**Task objective:**
Every entry, exactly as given, must be retyped.

----

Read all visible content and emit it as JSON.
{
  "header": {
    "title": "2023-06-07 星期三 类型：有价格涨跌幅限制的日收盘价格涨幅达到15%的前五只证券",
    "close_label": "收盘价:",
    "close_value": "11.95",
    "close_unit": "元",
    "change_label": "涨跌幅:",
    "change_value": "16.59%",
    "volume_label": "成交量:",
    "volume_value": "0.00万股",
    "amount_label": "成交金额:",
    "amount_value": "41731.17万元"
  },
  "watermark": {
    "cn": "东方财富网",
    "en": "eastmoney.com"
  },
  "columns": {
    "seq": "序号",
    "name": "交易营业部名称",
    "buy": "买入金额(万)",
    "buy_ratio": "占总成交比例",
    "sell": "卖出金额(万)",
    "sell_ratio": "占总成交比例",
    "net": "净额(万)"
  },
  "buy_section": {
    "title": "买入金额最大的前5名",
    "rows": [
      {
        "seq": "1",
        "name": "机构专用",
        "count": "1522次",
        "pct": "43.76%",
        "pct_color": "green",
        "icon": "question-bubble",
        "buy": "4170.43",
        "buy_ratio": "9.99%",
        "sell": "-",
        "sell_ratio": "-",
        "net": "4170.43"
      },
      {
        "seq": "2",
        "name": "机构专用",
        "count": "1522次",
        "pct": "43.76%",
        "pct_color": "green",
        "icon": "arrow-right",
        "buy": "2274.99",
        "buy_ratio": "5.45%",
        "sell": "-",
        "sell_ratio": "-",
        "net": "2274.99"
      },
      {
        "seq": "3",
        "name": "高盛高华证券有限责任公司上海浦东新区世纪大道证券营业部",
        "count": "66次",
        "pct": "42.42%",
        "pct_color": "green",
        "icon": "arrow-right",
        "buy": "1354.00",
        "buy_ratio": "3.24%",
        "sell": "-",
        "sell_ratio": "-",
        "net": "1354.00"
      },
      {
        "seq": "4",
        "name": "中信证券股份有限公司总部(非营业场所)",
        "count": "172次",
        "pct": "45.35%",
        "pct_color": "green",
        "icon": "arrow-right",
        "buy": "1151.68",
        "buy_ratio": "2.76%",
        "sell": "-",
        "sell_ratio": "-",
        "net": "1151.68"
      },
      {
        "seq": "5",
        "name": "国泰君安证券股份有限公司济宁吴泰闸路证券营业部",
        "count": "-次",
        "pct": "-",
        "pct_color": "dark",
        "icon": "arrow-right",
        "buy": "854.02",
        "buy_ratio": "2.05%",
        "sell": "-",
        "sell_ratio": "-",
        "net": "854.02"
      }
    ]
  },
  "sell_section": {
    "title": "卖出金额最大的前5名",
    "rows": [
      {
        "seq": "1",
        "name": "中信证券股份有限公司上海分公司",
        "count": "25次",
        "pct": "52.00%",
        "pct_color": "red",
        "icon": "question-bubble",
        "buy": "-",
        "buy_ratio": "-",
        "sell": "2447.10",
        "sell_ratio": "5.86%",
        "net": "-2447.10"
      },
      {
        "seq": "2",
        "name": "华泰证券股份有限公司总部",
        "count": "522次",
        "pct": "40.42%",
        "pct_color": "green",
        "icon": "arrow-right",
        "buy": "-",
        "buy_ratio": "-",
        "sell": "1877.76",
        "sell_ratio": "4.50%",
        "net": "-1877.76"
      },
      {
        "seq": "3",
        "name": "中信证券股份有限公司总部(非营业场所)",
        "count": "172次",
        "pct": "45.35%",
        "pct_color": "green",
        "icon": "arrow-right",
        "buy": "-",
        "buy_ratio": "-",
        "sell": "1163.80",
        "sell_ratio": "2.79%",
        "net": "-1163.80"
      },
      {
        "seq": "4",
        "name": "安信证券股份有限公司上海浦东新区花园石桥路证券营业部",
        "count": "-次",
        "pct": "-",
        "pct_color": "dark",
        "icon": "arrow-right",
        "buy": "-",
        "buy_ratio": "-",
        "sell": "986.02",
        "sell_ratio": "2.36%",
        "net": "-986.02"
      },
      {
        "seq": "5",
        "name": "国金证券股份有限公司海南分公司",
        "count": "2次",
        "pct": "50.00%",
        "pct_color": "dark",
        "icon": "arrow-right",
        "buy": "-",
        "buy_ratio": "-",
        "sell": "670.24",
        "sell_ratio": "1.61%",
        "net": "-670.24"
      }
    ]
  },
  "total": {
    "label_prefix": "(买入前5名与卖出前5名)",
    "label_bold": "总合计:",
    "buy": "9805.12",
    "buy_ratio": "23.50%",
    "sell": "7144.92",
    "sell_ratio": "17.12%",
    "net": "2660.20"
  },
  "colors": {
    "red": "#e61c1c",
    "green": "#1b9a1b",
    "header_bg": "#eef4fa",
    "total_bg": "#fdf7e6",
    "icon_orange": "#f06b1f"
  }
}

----

**Written solution:**
Read all visible content and emit it as JSON.
{
  "header": {
    "title": "2023-06-07 星期三 类型：有价格涨跌幅限制的日收盘价格涨幅达到15%的前五只证券",
    "close_label": "收盘价:",
    "close_value": "11.95",
    "close_unit": "元",
    "change_label": "涨跌幅:",
    "change_value": "16.59%",
    "volume_label": "成交量:",
    "volume_value": "0.00万股",
    "amount_label": "成交金额:",
    "amount_value": "41731.17万元"
  },
  "watermark": {
    "cn": "东方财富网",
    "en": "eastmoney.com"
  },
  "columns": {
    "seq": "序号",
    "name": "交易营业部名称",
    "buy": "买入金额(万)",
    "buy_ratio": "占总成交比例",
    "sell": "卖出金额(万)",
    "sell_ratio": "占总成交比例",
    "net": "净额(万)"
  },
  "buy_section": {
    "title": "买入金额最大的前5名",
    "rows": [
      {
        "seq": "1",
        "name": "机构专用",
        "count": "1522次",
        "pct": "43.76%",
        "pct_color": "green",
        "icon": "question-bubble",
        "buy": "4170.43",
        "buy_ratio": "9.99%",
        "sell": "-",
        "sell_ratio": "-",
        "net": "4170.43"
      },
      {
        "seq": "2",
        "name": "机构专用",
        "count": "1522次",
        "pct": "43.76%",
        "pct_color": "green",
        "icon": "arrow-right",
        "buy": "2274.99",
        "buy_ratio": "5.45%",
        "sell": "-",
        "sell_ratio": "-",
        "net": "2274.99"
      },
      {
        "seq": "3",
        "name": "高盛高华证券有限责任公司上海浦东新区世纪大道证券营业部",
        "count": "66次",
        "pct": "42.42%",
        "pct_color": "green",
        "icon": "arrow-right",
        "buy": "1354.00",
        "buy_ratio": "3.24%",
        "sell": "-",
        "sell_ratio": "-",
        "net": "1354.00"
      },
      {
        "seq": "4",
        "name": "中信证券股份有限公司总部(非营业场所)",
        "count": "172次",
        "pct": "45.35%",
        "pct_color": "green",
        "icon": "arrow-right",
        "buy": "1151.68",
        "buy_ratio": "2.76%",
        "sell": "-",
        "sell_ratio": "-",
        "net": "1151.68"
      },
      {
        "seq": "5",
        "name": "国泰君安证券股份有限公司济宁吴泰闸路证券营业部",
        "count": "-次",
        "pct": "-",
        "pct_color": "dark",
        "icon": "arrow-right",
        "buy": "854.02",
        "buy_ratio": "2.05%",
        "sell": "-",
        "sell_ratio": "-",
        "net": "854.02"
      }
    ]
  },
  "sell_section": {
    "title": "卖出金额最大的前5名",
    "rows": [
      {
        "seq": "1",
        "name": "中信证券股份有限公司上海分公司",
        "count": "25次",
        "pct": "52.00%",
        "pct_color": "red",
        "icon": "question-bubble",
        "buy": "-",
        "buy_ratio": "-",
        "sell": "2447.10",
        "sell_ratio": "5.86%",
        "net": "-2447.10"
      },
      {
        "seq": "2",
        "name": "华泰证券股份有限公司总部",
        "count": "522次",
        "pct": "40.42%",
        "pct_color": "green",
        "icon": "arrow-right",
        "buy": "-",
        "buy_ratio": "-",
        "sell": "1877.76",
        "sell_ratio": "4.50%",
        "net": "-1877.76"
      },
      {
        "seq": "3",
        "name": "中信证券股份有限公司总部(非营业场所)",
        "count": "172次",
        "pct": "45.35%",
        "pct_color": "green",
        "icon": "arrow-right",
        "buy": "-",
        "buy_ratio": "-",
        "sell": "1163.80",
        "sell_ratio": "2.79%",
        "net": "-1163.80"
      },
      {
        "seq": "4",
        "name": "安信证券股份有限公司上海浦东新区花园石桥路证券营业部",
        "count": "-次",
        "pct": "-",
        "pct_color": "dark",
        "icon": "arrow-right",
        "buy": "-",
        "buy_ratio": "-",
        "sell": "986.02",
        "sell_ratio": "2.36%",
        "net": "-986.02"
      },
      {
        "seq": "5",
        "name": "国金证券股份有限公司海南分公司",
        "count": "2次",
        "pct": "50.00%",
        "pct_color": "dark",
        "icon": "arrow-right",
        "buy": "-",
        "buy_ratio": "-",
        "sell": "670.24",
        "sell_ratio": "1.61%",
        "net": "-670.24"
      }
    ]
  },
  "total": {
    "label_prefix": "(买入前5名与卖出前5名)",
    "label_bold": "总合计:",
    "buy": "9805.12",
    "buy_ratio": "23.50%",
    "sell": "7144.92",
    "sell_ratio": "17.12%",
    "net": "2660.20"
  },
  "colors": {
    "red": "#e61c1c",
    "green": "#1b9a1b",
    "header_bg": "#eef4fa",
    "total_bg": "#fdf7e6",
    "icon_orange": "#f06b1f"
  }
}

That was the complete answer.